Personal injury claims due to slip and fall accidents, or trip and fall accidents, typically fall under the real property exception (Section 8541(a)(3)), the streets exception (Section 8541(a)(6)), or the sidewalks exception (Section 8541(a)(7)). Therefore, if you trip and fall due to a defective condition of the street, sidewalk, or a city-owned property, you may be able to make a recovery against the city for the damages you sustained.
Notably, when a slip and fall claim occurs on a city street or sidewalk, it is the plaintiff’s burden to prove that the city had actual or constructive notice of the defective condition. Further, a plaintiff must prove that there was sufficient time to take measures to protect the public against it.
Proving that the city had notice of a defect is no easy feat. In many cases, the physical evidence disappears, and records of complaints made to the city are lost or never created. It is vital to retain an attorney who has experience uncovering evidence of actual or constructive notice to the city – which defense attorneys fight hard to keep hidden.
In addition to filing an injury claim against the city of Philadelphia, there may be other independent contractors who are liable. Philadelphia often hires contractors to clean, maintain, and repair city-owned property. If you were injured because a private contractor caused a hazardous condition or negligently maintained the property, you may be able to hold them accountable.

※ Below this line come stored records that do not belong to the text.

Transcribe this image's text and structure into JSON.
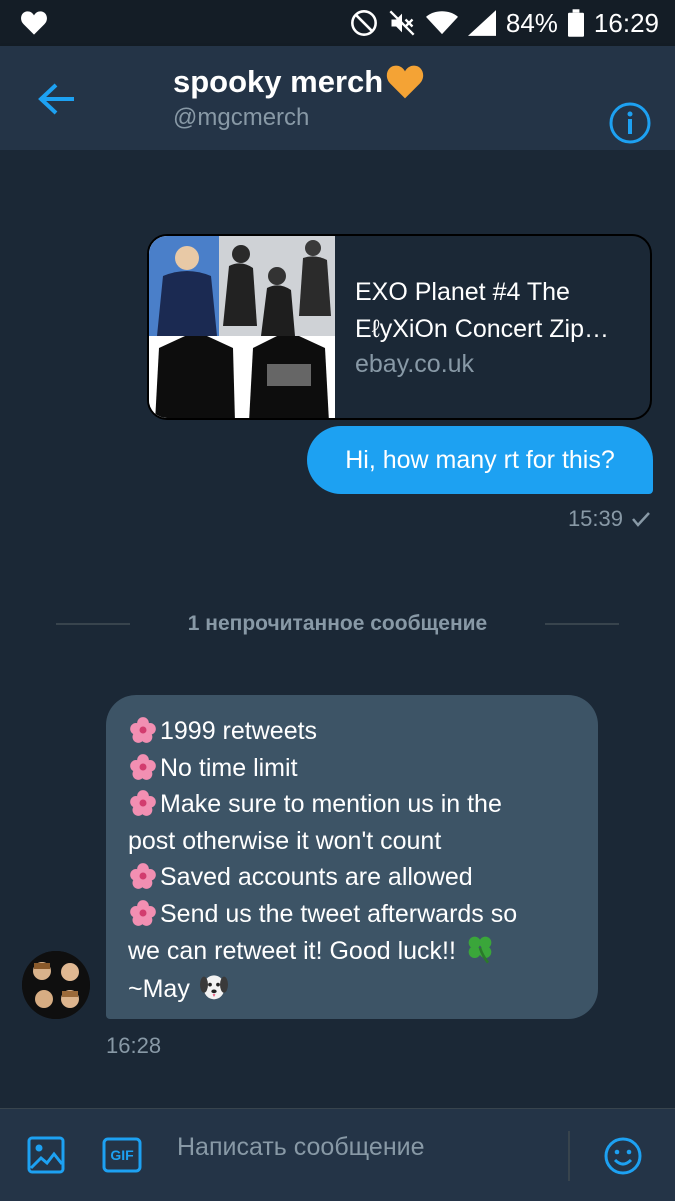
{
  "status_bar": {
    "battery": "84%",
    "time": "16:29",
    "icons": [
      "heart-icon",
      "do-not-disturb-icon",
      "mute-icon",
      "wifi-icon",
      "signal-icon",
      "battery-icon"
    ]
  },
  "header": {
    "title": "spooky merch",
    "title_emoji": "orange-heart",
    "handle": "@mgcmerch"
  },
  "messages": {
    "link_card": {
      "title": "EXO Planet #4 The EℓyXiOn Concert Zip…",
      "domain": "ebay.co.uk"
    },
    "outgoing": {
      "text": "Hi, how many rt for this?",
      "time": "15:39"
    },
    "unread_divider": "1 непрочитанное сообщение",
    "incoming": {
      "lines": [
        "1999 retweets",
        "No time limit",
        "Make sure to mention us in the",
        "post otherwise it won't count",
        "Saved accounts are allowed",
        "Send us the tweet afterwards so",
        "we can retweet it! Good luck!!",
        "~May"
      ],
      "time": "16:28"
    }
  },
  "composer": {
    "placeholder": "Написать сообщение",
    "gif_label": "GIF"
  },
  "colors": {
    "background": "#141d26",
    "header": "#243447",
    "accent": "#1da1f2",
    "incoming_bubble": "#3d5466",
    "secondary_text": "#8899a6"
  }
}
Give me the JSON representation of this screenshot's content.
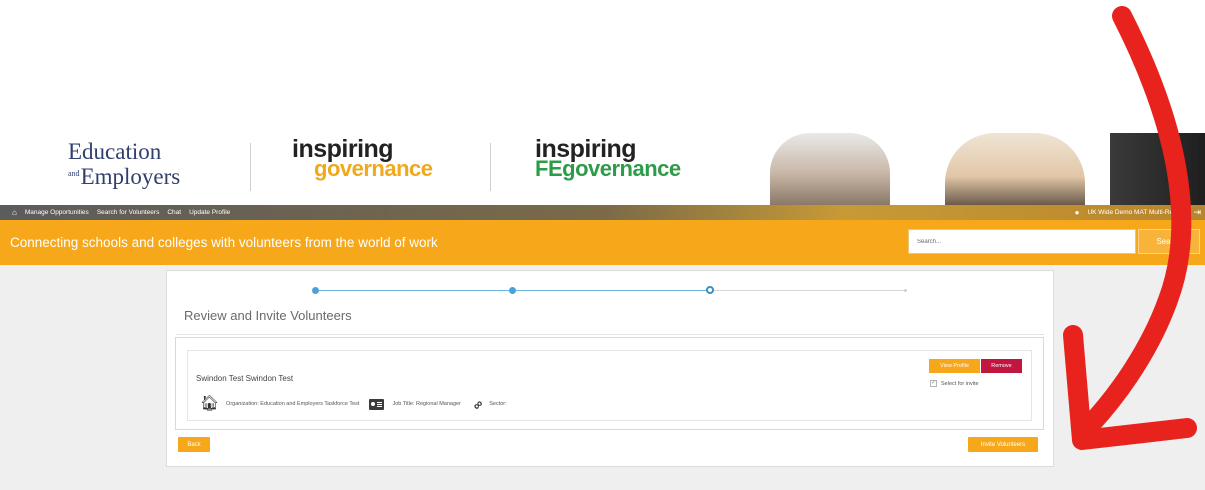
{
  "brand": {
    "ee_logo_line1": "Education",
    "ee_logo_and": "and",
    "ee_logo_line2": "Employers",
    "ig_logo_top": "inspiring",
    "ig_logo_bottom": "governance",
    "igfe_logo_top": "inspiring",
    "igfe_logo_fe": "FE",
    "igfe_logo_bottom": "governance"
  },
  "nav": {
    "items": [
      {
        "label": "Manage Opportunities"
      },
      {
        "label": "Search for Volunteers"
      },
      {
        "label": "Chat"
      },
      {
        "label": "Update Profile"
      }
    ],
    "user_label": "UK Wide Demo MAT Multi-Recruit"
  },
  "header": {
    "tagline": "Connecting schools and colleges with volunteers from the world of work",
    "search_placeholder": "Search...",
    "search_button": "Search"
  },
  "wizard": {
    "title": "Review and Invite Volunteers",
    "steps": [
      {
        "state": "done"
      },
      {
        "state": "done"
      },
      {
        "state": "current"
      },
      {
        "state": "pending"
      }
    ]
  },
  "volunteer": {
    "name": "Swindon Test Swindon Test",
    "organization": "Organization: Education and Employers Taskforce Test",
    "job_title": "Job Title: Regional Manager",
    "sector": "Sector:",
    "view_profile_label": "View Profile",
    "remove_label": "Remove",
    "select_label": "Select for invite",
    "selected": true
  },
  "actions": {
    "back_label": "Back",
    "invite_label": "Invite Volunteers"
  },
  "colors": {
    "accent_orange": "#f7a81a",
    "remove_red": "#c0163f",
    "step_blue": "#4aa3d8",
    "annotation_red": "#e8231e"
  },
  "icons": {
    "nav_home": "home-icon",
    "user": "user-icon",
    "logout": "logout-icon",
    "organization": "home-icon",
    "job_title": "id-badge-icon",
    "sector": "link-icon"
  }
}
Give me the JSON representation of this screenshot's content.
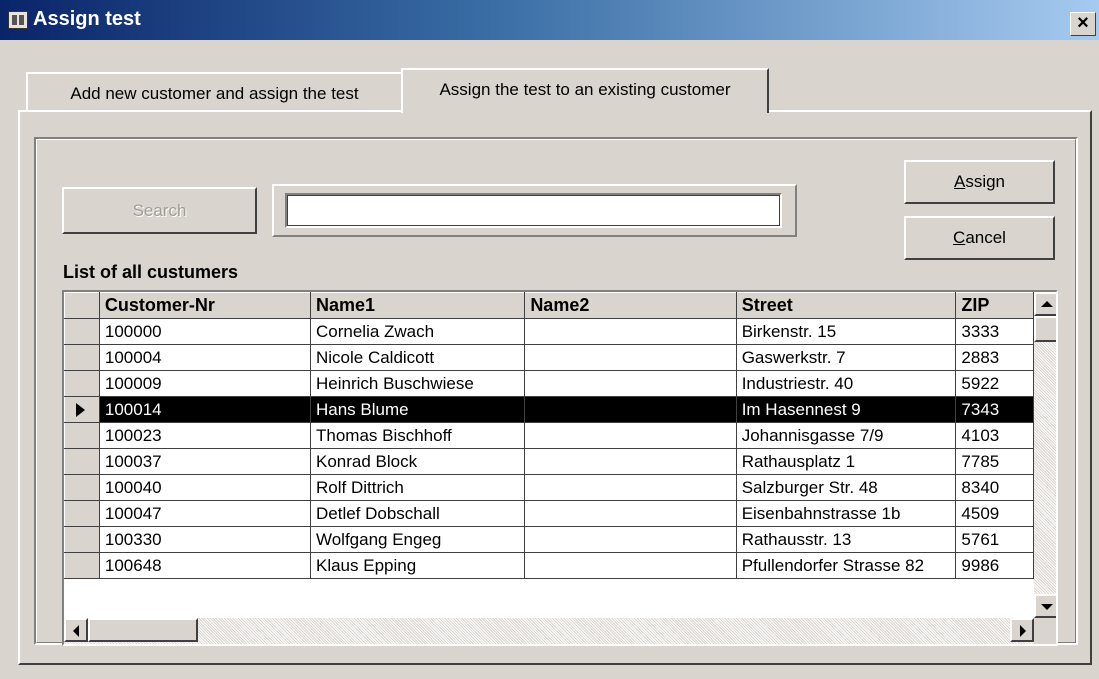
{
  "window": {
    "title": "Assign test",
    "close_label": "×"
  },
  "tabs": [
    {
      "label": "Add new customer and assign the test"
    },
    {
      "label": "Assign the test to an existing customer"
    }
  ],
  "search": {
    "button_label": "Search",
    "input_value": ""
  },
  "buttons": {
    "assign_label": "Assign",
    "assign_accel": "A",
    "assign_rest": "ssign",
    "cancel_label": "Cancel",
    "cancel_accel": "C",
    "cancel_rest": "ancel"
  },
  "list": {
    "label": "List of all custumers",
    "columns": [
      "Customer-Nr",
      "Name1",
      "Name2",
      "Street",
      "ZIP"
    ],
    "selected_row": 3,
    "rows": [
      [
        "100000",
        "Cornelia Zwach",
        "",
        "Birkenstr. 15",
        "3333"
      ],
      [
        "100004",
        "Nicole Caldicott",
        "",
        "Gaswerkstr. 7",
        "2883"
      ],
      [
        "100009",
        "Heinrich Buschwiese",
        "",
        "Industriestr. 40",
        "5922"
      ],
      [
        "100014",
        "Hans Blume",
        "",
        "Im Hasennest 9",
        "7343"
      ],
      [
        "100023",
        "Thomas Bischhoff",
        "",
        "Johannisgasse 7/9",
        "4103"
      ],
      [
        "100037",
        "Konrad Block",
        "",
        "Rathausplatz 1",
        "7785"
      ],
      [
        "100040",
        "Rolf Dittrich",
        "",
        "Salzburger Str. 48",
        "8340"
      ],
      [
        "100047",
        "Detlef Dobschall",
        "",
        "Eisenbahnstrasse 1b",
        "4509"
      ],
      [
        "100330",
        "Wolfgang Engeg",
        "",
        "Rathausstr. 13",
        "5761"
      ],
      [
        "100648",
        "Klaus Epping",
        "",
        "Pfullendorfer Strasse 82",
        "9986"
      ]
    ]
  }
}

Usually, the city’s contractors will be required to maintain liability insurance to cover bodily injury claims, and will not be entitled to governmental immunity.
The Pennsylvania Tort Claims Act sets a limitation on damages which can be recovered against municipalities. Section 8553 limits the amount of damages that can be recovered against the city of Philadelphia to $500,000 in the aggregate.
Further, Section 8553(c) limits the types of losses a claimant can recover to:
(1) Past and future loss of earnings and earning capacity.
(2) Pain and suffering in the following instances:
(i) death; or
(ii) only in cases of permanent loss of a bodily function, permanent disfigurement or permanent dismemberment where the medical and dental expenses referred to in paragraph (3) are in excess of $1,500.
(3) Medical and dental expenses including the reasonable value of reasonable and necessary medical and dental services, prosthetic devices and necessary ambulance, hospital, professional nursing, and physical therapy expenses accrued and anticipated in the diagnosis, care and recovery of the claimant.
(4) Loss of consortium.
(5) Loss of support.
(6) Property losses.
The provisions of Section 8553(c)(2) most frequently affect personal injury claims by barring injury victims from recovering compensation for pain and suffering, unless if the injury results in: (1) death, or (2) injury where medical bills are in excess of $1,500, and the victim suffers permanent loss of a bodily function, permanent disfigurement, or permanent dismemberment.
If you were seriously hurt, but are unsure as to whether you have a permanent injury, you should discuss your specific circumstances with an attorney experienced in litigating premises liability claims against the government.
Injury claims against cities are subject to complex regulations. It is in your best interests to be represented by an experienced slip and fall accident attorney. To speak confidentially with a personal injury lawyer at the Wieand Law Firm, LLC about your personal injury claim against Philadelphia, call us today at (215) 666-7777 for a free legal consultation.
Disclaimer: This page does not constitute legal advice and should not be construed as legal advice. It is for informational purposes only. This information may not be current law or may contain errors. You should always consult with an attorney if you have specific legal questions or concerns.